Companies take note: Consumers trust climate change warnings
It made the news, yet it wasn’t really news to those paying close attention.
The world’s leading international body on climate change, United Nations offshoot the Intergovernmental Panel on Climate Change, recently proclaimed that human-induced warming of the climate system is unequivocal and increasingly likely to result in permanent damage.
Specifically, the IPCC warned, “[C]ontinued emission of greenhouse gases will cause further warming and long-lasting changes in all components of the climate system, increasing the likelihood of severe, pervasive and irreversible impacts for people and ecosystems.”
Scientists may have expected this for years, but consumers are also getting the message. As many as 68 percent of consumers in 18 countries on five continents surveyed for National Geographic and GlobeScan’s Greendex study of sustainable consumer behavior and attitudes say that they trust scientists’ claims that the world’s climate is changing because of human activities.
Very few respondents — only one in 10 — distrust scientists' claims about human-induced climate change. People in the Anglo-Saxon countries (primarily the United States), as well as Japan and India, tend to be more skeptical and help pull down the global average.
Results from the same study indicate that concern about climate change has increased in 12 out of 17 countries surveyed between 2012 and 2014. The majority of consumers in half of the 18 countries say they believe that climate change will have a negative effect on their own lives.
Not surprisingly, those living in markets such as Brazil, China and India tend to feel more threatened by climate change on a personal level. People in these countries also tend to agree that environmental problems in their countries are having a negative effect on their health.
Americans and Northern Europeans — perhaps spared more often from the direct effects of climate change, as well as other pollution — are less likely to worry about the effect that global warming may have on their own lives. How long that might be the case, however, is less clear. The study also showed that concern about climate change has increased between 2012 and 2014 in the U.S., as well as in countries such as Britain, Germany and Sweden.
As concern about the effects of a changing climate increases among consumers, companies would do well to start taking a stronger position on the issue.
Many, of course, already have. Apple, Google and Facebook have committed to using renewable power to run their enormous data centers. HP has its “Moonshot” toward server efficiency, and CPG companies such as Unilever and Nestlé are taking action to stop deforestation due to palm oil production.
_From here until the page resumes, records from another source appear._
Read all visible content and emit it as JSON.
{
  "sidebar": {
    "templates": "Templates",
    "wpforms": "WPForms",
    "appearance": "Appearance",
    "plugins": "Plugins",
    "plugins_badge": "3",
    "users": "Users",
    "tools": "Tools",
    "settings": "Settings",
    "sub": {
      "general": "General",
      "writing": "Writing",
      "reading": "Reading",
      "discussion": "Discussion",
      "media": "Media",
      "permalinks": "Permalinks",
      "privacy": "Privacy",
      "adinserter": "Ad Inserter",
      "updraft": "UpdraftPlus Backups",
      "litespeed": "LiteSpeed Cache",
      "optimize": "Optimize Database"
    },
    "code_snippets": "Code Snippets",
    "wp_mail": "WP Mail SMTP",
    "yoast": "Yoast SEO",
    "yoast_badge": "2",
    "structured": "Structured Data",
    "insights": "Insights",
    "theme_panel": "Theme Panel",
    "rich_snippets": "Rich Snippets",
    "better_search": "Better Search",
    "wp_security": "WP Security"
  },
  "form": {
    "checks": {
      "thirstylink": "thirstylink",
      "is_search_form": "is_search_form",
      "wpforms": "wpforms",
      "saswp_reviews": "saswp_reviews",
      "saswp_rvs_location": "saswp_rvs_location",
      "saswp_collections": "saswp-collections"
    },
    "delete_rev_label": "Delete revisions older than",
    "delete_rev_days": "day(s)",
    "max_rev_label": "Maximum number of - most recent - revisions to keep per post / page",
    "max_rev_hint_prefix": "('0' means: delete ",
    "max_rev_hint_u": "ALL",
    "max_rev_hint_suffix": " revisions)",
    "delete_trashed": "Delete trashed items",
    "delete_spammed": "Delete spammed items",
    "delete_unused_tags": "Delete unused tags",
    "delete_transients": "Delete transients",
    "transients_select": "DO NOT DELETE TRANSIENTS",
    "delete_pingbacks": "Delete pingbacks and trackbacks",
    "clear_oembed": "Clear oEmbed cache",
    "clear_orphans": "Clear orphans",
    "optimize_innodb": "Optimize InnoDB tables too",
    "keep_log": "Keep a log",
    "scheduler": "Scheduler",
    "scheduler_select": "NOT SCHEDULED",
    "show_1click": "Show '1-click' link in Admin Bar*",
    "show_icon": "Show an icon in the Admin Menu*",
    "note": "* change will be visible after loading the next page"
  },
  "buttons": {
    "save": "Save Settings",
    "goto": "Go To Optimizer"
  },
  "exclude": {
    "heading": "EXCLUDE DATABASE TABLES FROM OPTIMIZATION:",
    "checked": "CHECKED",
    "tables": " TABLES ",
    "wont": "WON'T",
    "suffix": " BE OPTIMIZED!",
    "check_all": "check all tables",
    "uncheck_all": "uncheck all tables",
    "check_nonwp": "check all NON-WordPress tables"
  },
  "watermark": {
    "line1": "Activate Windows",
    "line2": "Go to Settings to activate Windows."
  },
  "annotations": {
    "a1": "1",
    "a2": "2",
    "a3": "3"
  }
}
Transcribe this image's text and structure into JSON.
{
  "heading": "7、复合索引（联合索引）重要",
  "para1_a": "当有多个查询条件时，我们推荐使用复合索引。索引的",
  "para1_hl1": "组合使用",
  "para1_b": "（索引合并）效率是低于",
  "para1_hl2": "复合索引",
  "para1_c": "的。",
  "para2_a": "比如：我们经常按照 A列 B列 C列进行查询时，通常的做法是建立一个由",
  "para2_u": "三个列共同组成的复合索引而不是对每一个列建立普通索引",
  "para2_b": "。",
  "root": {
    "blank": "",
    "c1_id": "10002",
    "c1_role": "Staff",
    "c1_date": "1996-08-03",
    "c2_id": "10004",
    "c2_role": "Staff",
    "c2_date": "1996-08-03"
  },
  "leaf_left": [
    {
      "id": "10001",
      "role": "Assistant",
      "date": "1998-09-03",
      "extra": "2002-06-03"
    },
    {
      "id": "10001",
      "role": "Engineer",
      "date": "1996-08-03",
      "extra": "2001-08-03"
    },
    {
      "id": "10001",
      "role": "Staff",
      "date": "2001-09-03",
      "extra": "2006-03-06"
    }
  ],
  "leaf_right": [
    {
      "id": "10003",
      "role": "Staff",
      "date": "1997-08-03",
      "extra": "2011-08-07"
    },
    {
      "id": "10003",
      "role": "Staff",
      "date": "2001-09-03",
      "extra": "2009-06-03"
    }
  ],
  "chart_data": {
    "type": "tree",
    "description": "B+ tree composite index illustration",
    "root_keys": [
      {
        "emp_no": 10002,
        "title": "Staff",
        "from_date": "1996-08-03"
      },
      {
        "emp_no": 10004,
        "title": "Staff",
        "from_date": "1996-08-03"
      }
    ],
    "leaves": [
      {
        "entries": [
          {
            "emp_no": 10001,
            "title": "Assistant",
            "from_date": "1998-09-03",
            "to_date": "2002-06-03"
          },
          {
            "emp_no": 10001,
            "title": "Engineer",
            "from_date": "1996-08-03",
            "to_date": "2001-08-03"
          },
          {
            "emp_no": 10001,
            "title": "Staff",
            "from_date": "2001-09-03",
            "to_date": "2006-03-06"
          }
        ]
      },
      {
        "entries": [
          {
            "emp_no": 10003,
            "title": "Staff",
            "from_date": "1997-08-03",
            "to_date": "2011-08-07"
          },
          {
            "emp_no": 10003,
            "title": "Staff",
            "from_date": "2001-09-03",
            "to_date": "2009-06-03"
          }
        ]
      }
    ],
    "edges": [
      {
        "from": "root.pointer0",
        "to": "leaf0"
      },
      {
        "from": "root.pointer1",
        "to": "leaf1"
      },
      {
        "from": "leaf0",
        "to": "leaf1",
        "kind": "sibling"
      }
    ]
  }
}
However, these companies represent just a handful of the multinationals in existence.
As GlobeScan's Radar public opinion research in 24 countries clearly shows, scientists are far more trusted to act in the best interest of society than business, governments or NGOs. Companies that want to get serious about climate change should perhaps start taking a more science-based approach on the issue by endorsing the IPCC's findings.
There also could be an element of timeliness for such action in the run-up to the U.N.’s 21st Conference of the Parties on Climate Change (COP-21) set for 2015 in Paris. Companies could benefit from presenting themselves as more evidence-driven and open to collaboration with scientific institutions to help address the climate challenge.